Watch and be sober
One of the definitions listed in the 1828 Dictionary listed for “sober” is “Not mad or insane; not wild, visionary or heated with passion; having the regular exercise of cool dispassionate reason.” Earlier this week, I listened to THIS talk by Lynn G. Robbins. I listened to it because that evening, while I was saying my prayers, a distinct feeling told me I needed to apply his talk into my life. So, I was obedient, and I listened, and OUCH! But something incredible has happened in the past week as I have chosen to “watch and be sober.” The promise issued by Paul to the Thessalonians is real, for “the very God of peace [is sanctifying me] wholly” (1 Thess. 5:23).

Prove all things
I am learning the joy and the wisdom that comes for those who seek for truth. I believe that even though we can be born in the faith, each of us needs to be converted. I admit, there are some points of gospel doctrine that I don’t pretend to even understand. And there are even some that I have chosen to place upon a shelf for now. But there are points of doctrine that I have proven so far and know that they are true. My desire is to faithfully continue this process so that in time, all things will be proven before me because I have chosen to “hold fast [to] that which is good” (1 Thess 5:21).

Take a lesson from the Little Red Hen
I have always loved the story of the Little Red Hen. Not once was did she feel she was entitled to have the seeds grow without her planting; or the wheat ground without her thrashing; or the bread baked without her kneading. Just like the Little Red Hen, I have never thought to expect anything different. My desire, however, is to write the chapter for my family in which the Little Red Hen successfully teaches the dog and the cat and the pig to prepare in the planting, to help with the harvesting, to find blessings in the baking, to enjoy the eating and to give gratitude to the Giver (2 Thess 3:10).

Thank you, Paul, for your laundry list . . .now I've got things to do!

Thursday, January 8, 2015

Dying as a Witness

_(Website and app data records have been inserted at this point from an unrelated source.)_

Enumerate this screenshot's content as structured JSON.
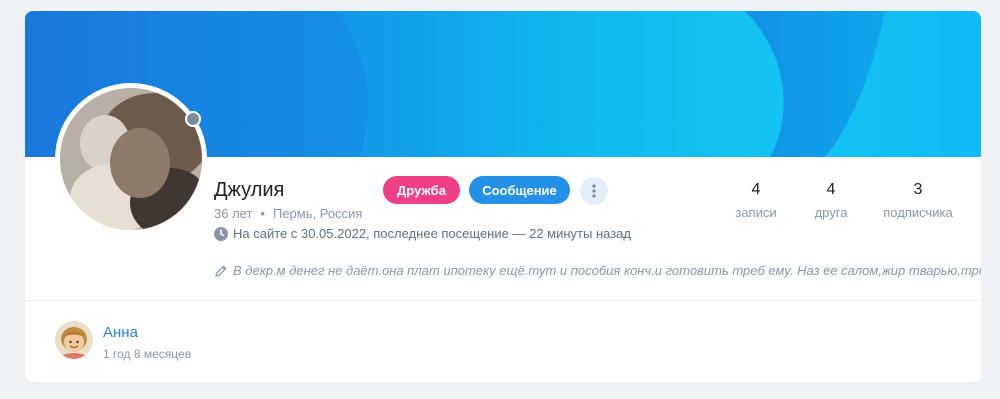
{
  "profile": {
    "name": "Джулия",
    "age": "36 лет",
    "separator": "•",
    "location": "Пермь, Россия",
    "last_seen": "На сайте с 30.05.2022, последнее посещение — 22 минуты назад",
    "bio": "В декр.м денег не даёт.она плат ипотеку ещё.тут и пособия конч.и готовить треб ему. Наз ее салом,жир тварью,треб ху",
    "online_status_color": "#7c8c98"
  },
  "actions": {
    "friend_label": "Дружба",
    "message_label": "Сообщение",
    "friend_color": "#ef3f86",
    "message_color": "#2490e6"
  },
  "stats": [
    {
      "value": "4",
      "label": "записи"
    },
    {
      "value": "4",
      "label": "друга"
    },
    {
      "value": "3",
      "label": "подписчика"
    }
  ],
  "friend": {
    "name": "Анна",
    "duration": "1 год 8 месяцев"
  },
  "icons": {
    "clock": "clock-icon",
    "pencil": "pencil-icon",
    "more": "more-vertical-icon"
  }
}
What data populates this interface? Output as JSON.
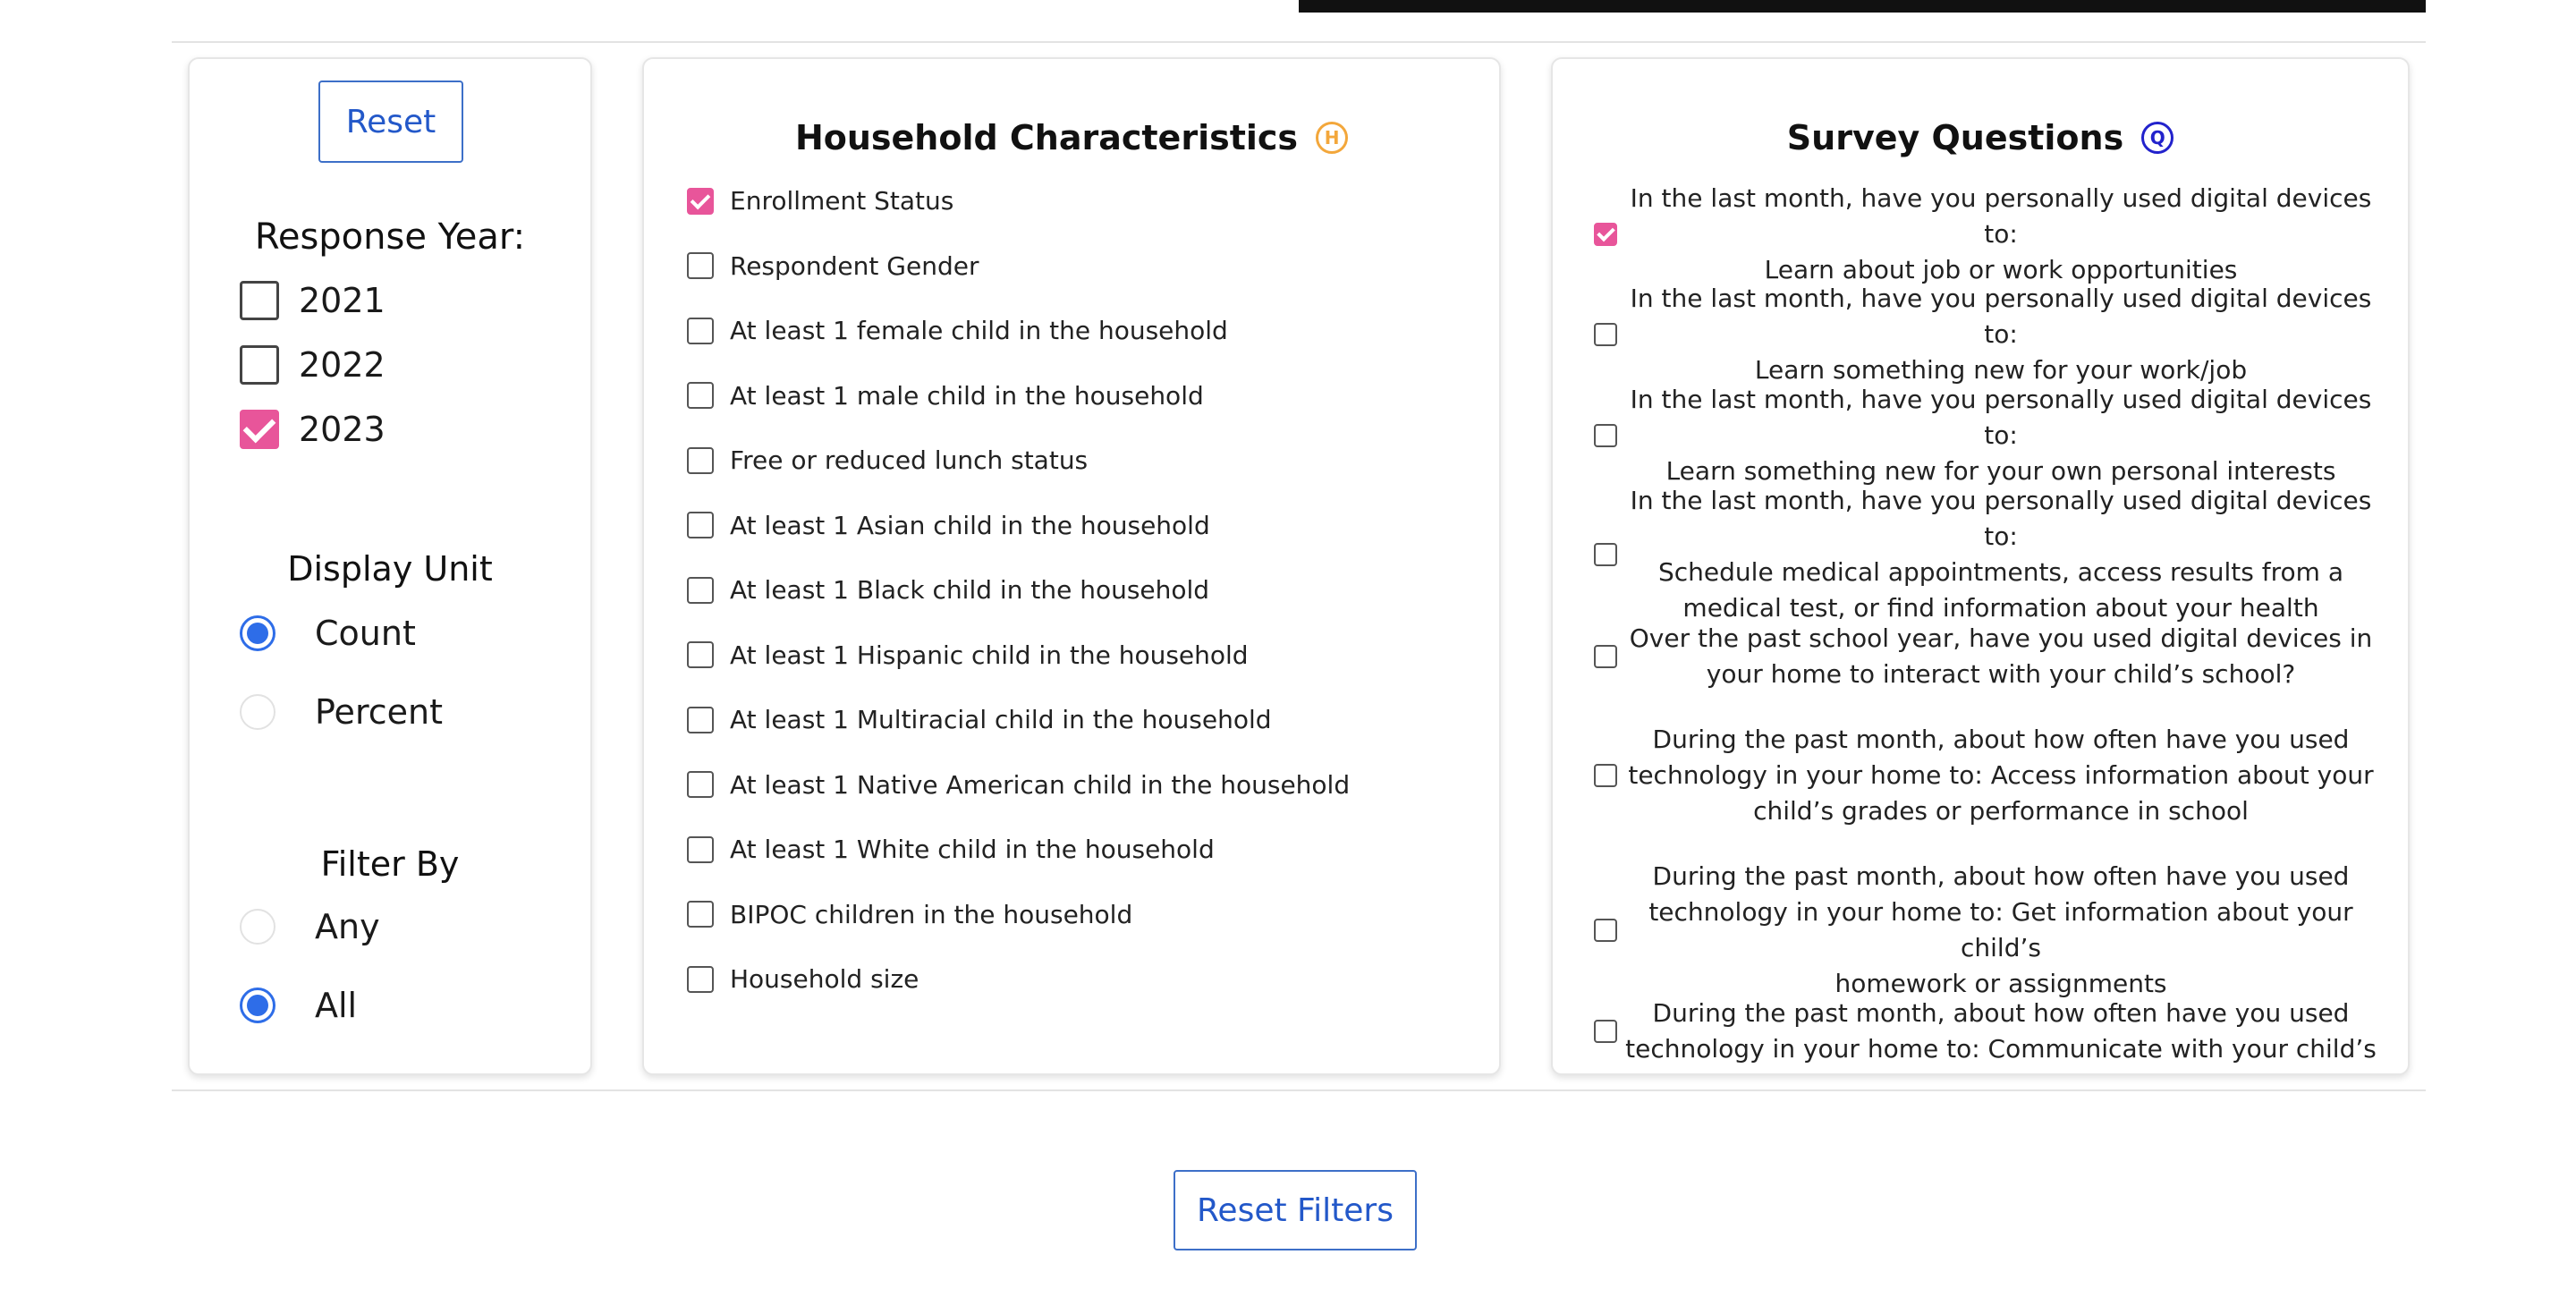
{
  "left_panel": {
    "reset_label": "Reset",
    "response_year": {
      "heading": "Response Year:",
      "options": [
        {
          "label": "2021",
          "checked": false
        },
        {
          "label": "2022",
          "checked": false
        },
        {
          "label": "2023",
          "checked": true
        }
      ]
    },
    "display_unit": {
      "heading": "Display Unit",
      "options": [
        {
          "label": "Count",
          "selected": true
        },
        {
          "label": "Percent",
          "selected": false
        }
      ]
    },
    "filter_by": {
      "heading": "Filter By",
      "options": [
        {
          "label": "Any",
          "selected": false
        },
        {
          "label": "All",
          "selected": true
        }
      ]
    }
  },
  "household": {
    "title": "Household Characteristics",
    "badge": "H",
    "items": [
      {
        "label": "Enrollment Status",
        "checked": true
      },
      {
        "label": "Respondent Gender",
        "checked": false
      },
      {
        "label": "At least 1 female child in the household",
        "checked": false
      },
      {
        "label": "At least 1 male child in the household",
        "checked": false
      },
      {
        "label": "Free or reduced lunch status",
        "checked": false
      },
      {
        "label": "At least 1 Asian child in the household",
        "checked": false
      },
      {
        "label": "At least 1 Black child in the household",
        "checked": false
      },
      {
        "label": "At least 1 Hispanic child in the household",
        "checked": false
      },
      {
        "label": "At least 1 Multiracial child in the household",
        "checked": false
      },
      {
        "label": "At least 1 Native American child in the household",
        "checked": false
      },
      {
        "label": "At least 1 White child in the household",
        "checked": false
      },
      {
        "label": "BIPOC children in the household",
        "checked": false
      },
      {
        "label": "Household size",
        "checked": false
      }
    ]
  },
  "survey": {
    "title": "Survey Questions",
    "badge": "Q",
    "items": [
      {
        "lines": [
          "In the last month, have you personally used digital devices to:",
          "Learn about job or work opportunities"
        ],
        "checked": true
      },
      {
        "lines": [
          "In the last month, have you personally used digital devices to:",
          "Learn something new for your work/job"
        ],
        "checked": false
      },
      {
        "lines": [
          "In the last month, have you personally used digital devices to:",
          "Learn something new for your own personal interests"
        ],
        "checked": false
      },
      {
        "lines": [
          "In the last month, have you personally used digital devices to:",
          "Schedule medical appointments, access results from a",
          "medical test, or find information about your health"
        ],
        "checked": false
      },
      {
        "lines": [
          "Over the past school year, have you used digital devices in",
          "your home to interact with your child’s school?"
        ],
        "checked": false
      },
      {
        "lines": [
          "During the past month, about how often have you used",
          "technology in your home to: Access information about your",
          "child’s grades or performance in school"
        ],
        "checked": false
      },
      {
        "lines": [
          "During the past month, about how often have you used",
          "technology in your home to: Get information about your child’s",
          "homework or assignments"
        ],
        "checked": false
      },
      {
        "lines": [
          "During the past month, about how often have you used",
          "technology in your home to: Communicate with your child’s"
        ],
        "checked": false
      }
    ]
  },
  "footer": {
    "reset_filters_label": "Reset Filters"
  }
}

I first learned the story of Stephen during my sophomore year in high school, studying the New Testament in Seminary. His story has always captivated me.
First, because even in his last, dying breaths, he taught the doctrine of Christ.
Without fear.
Without hesitation.
And with complete assurance that the word of God was mightier than the sword . . . or the stone.

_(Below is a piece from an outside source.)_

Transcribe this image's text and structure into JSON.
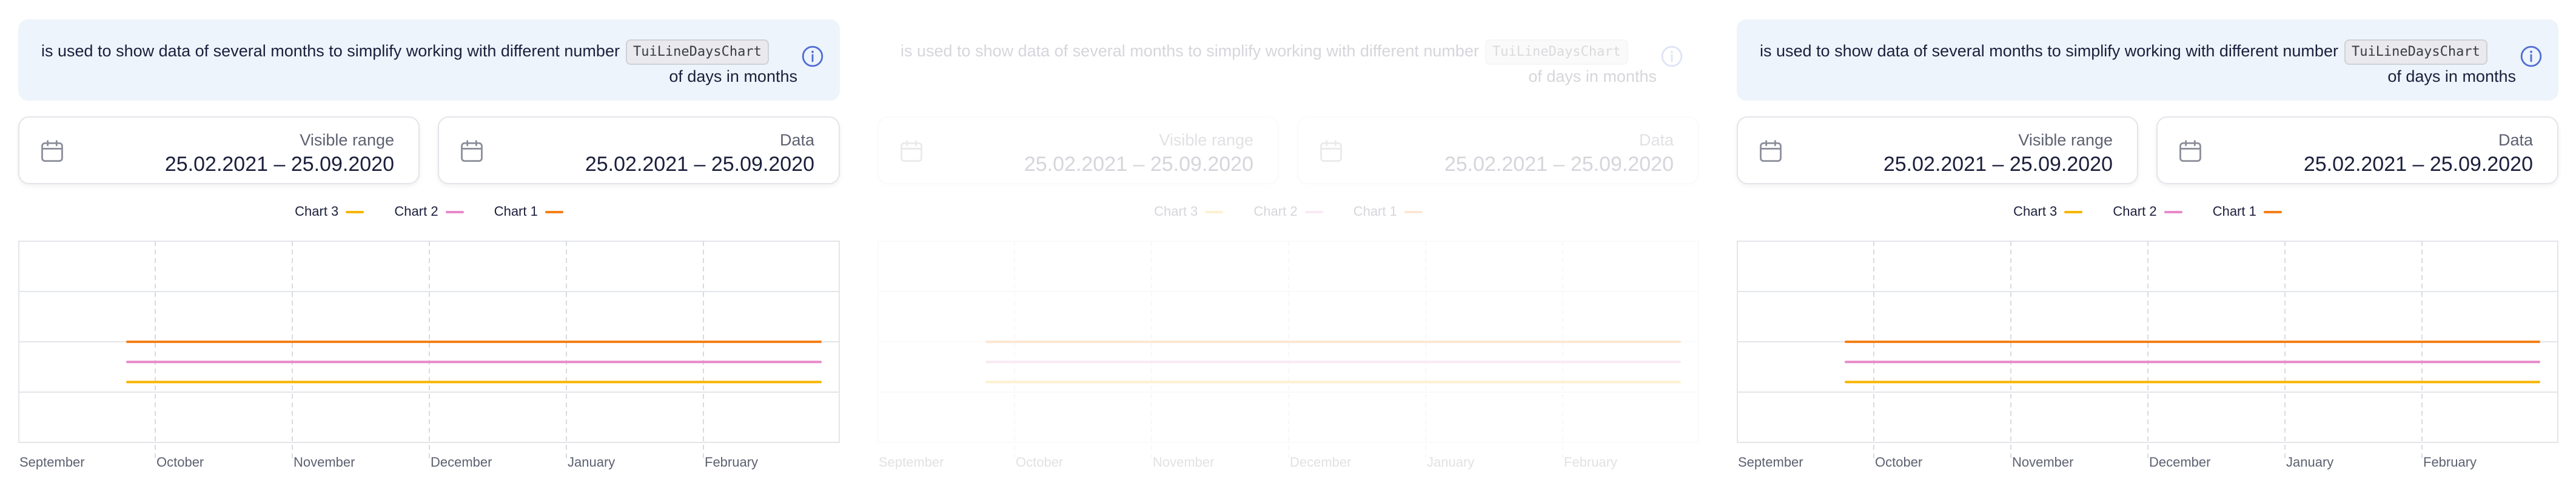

Secondly, Stephen was a witness of the Godhead.
For him the heavens were opened and he saw what others did not and could not see.
Knowing that the Holy Ghost was real, Stephen saw the Father and the Son.
A sure witness that they were and are two separate and distinct Personages, full of glory and grandeur.

Third, Stephen possessed a forgiving heart.
A heart without hate or malice or contempt.
His willingness to “stand as a witness of God at all times and in all things and in all places,  . . . even unto death” cost him his earthly life. (Alma 18:9)
But his death gave new life to one young man named Saul.

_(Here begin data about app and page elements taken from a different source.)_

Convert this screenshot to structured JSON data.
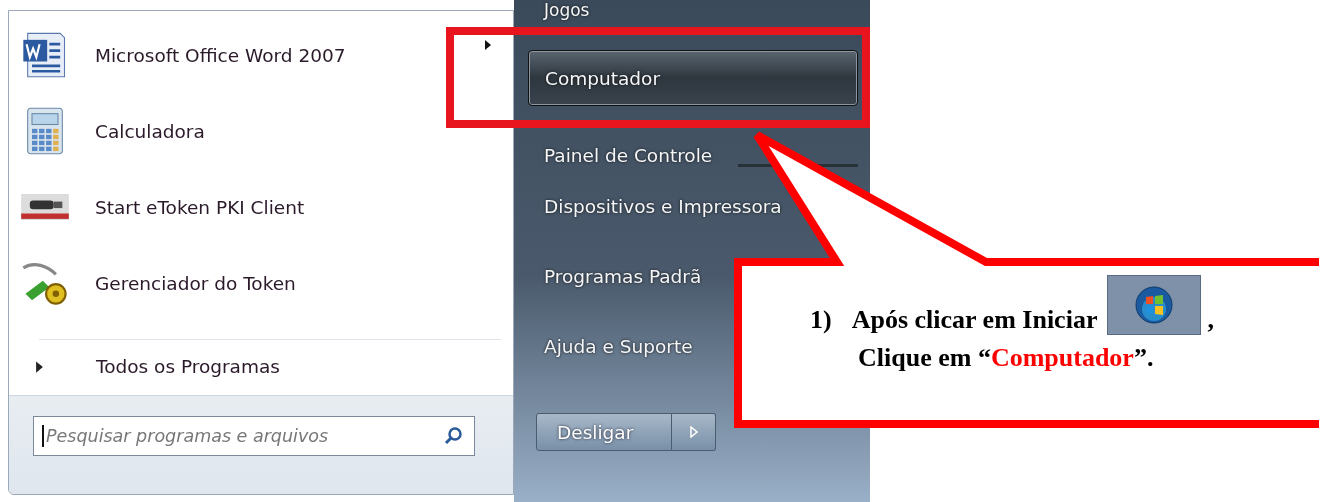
{
  "start_menu": {
    "programs": [
      {
        "name": "Microsoft Office Word 2007",
        "kind": "word",
        "submenu": true
      },
      {
        "name": "Calculadora",
        "kind": "calculator",
        "submenu": false
      },
      {
        "name": "Start eToken PKI Client",
        "kind": "token",
        "submenu": false
      },
      {
        "name": "Gerenciador do Token",
        "kind": "manager",
        "submenu": false
      }
    ],
    "all_programs": "Todos os Programas",
    "search": {
      "placeholder": "Pesquisar programas e arquivos"
    },
    "places": [
      {
        "label": "Jogos",
        "selected": false,
        "separator_after": false
      },
      {
        "label": "Computador",
        "selected": true,
        "separator_after": false
      },
      {
        "label": "Painel de Controle",
        "selected": false,
        "separator_after": true
      },
      {
        "label": "Dispositivos e Impressora",
        "selected": false,
        "separator_after": false
      },
      {
        "label": "Programas Padrã",
        "selected": false,
        "separator_after": false
      },
      {
        "label": "Ajuda e Suporte",
        "selected": false,
        "separator_after": false
      }
    ],
    "shutdown": {
      "label": "Desligar"
    }
  },
  "callout": {
    "number": "1)",
    "line_1": "Após clicar em Iniciar",
    "after_icon": ",",
    "line_2": {
      "before": "Clique em “",
      "highlight": "Computador",
      "after": "”."
    }
  }
}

Abinadi is the Book of Mormon’s equivalent to “Stephen.”
Like Stephen, Abinadi faced his accusers without fear or hesitation as he taught the significance of the Law of Moses and prophesied of the coming a Savior.

Like Stephen, Abinadi was filled with light as he testified of truth and called the Nephites to repentance. His love for the Lord was greater than his love for himself.
Like Stephen, Abinadi was martyred.
Death by fire.
Burned at the stake.
A burnt offering of sorts, which only yielded one soul unto repentance.
And that one “Soul” changed the course of history for the Nephite people.
(Interestingly, “Alma” means “soul” in Spanish).

Recently, I read My Name Used to be Muhammad.
What shocked me most is that stories like Stephen and Alma are happening today!
Two thousand years removed from what was - is what is!
Life for those who are true disciples of Christ  will never be easy. Elder Russell M. Nelson said it quite frankly,

“Difficult days are ahead. Rarely in the future will it be easy or popular to be a faithful Latter-day Saint. Each of us will be tested. The Apostle Paul warned that in the latter days, those who diligently follow the Lord ‘shall suffer persecution.’ That very persecution can either crush you into silent weakness or motivate you to be more exemplary and courageous in your daily lives.”

How grateful I am that Stephen and Abinadi refused to be crushed into silent weakness.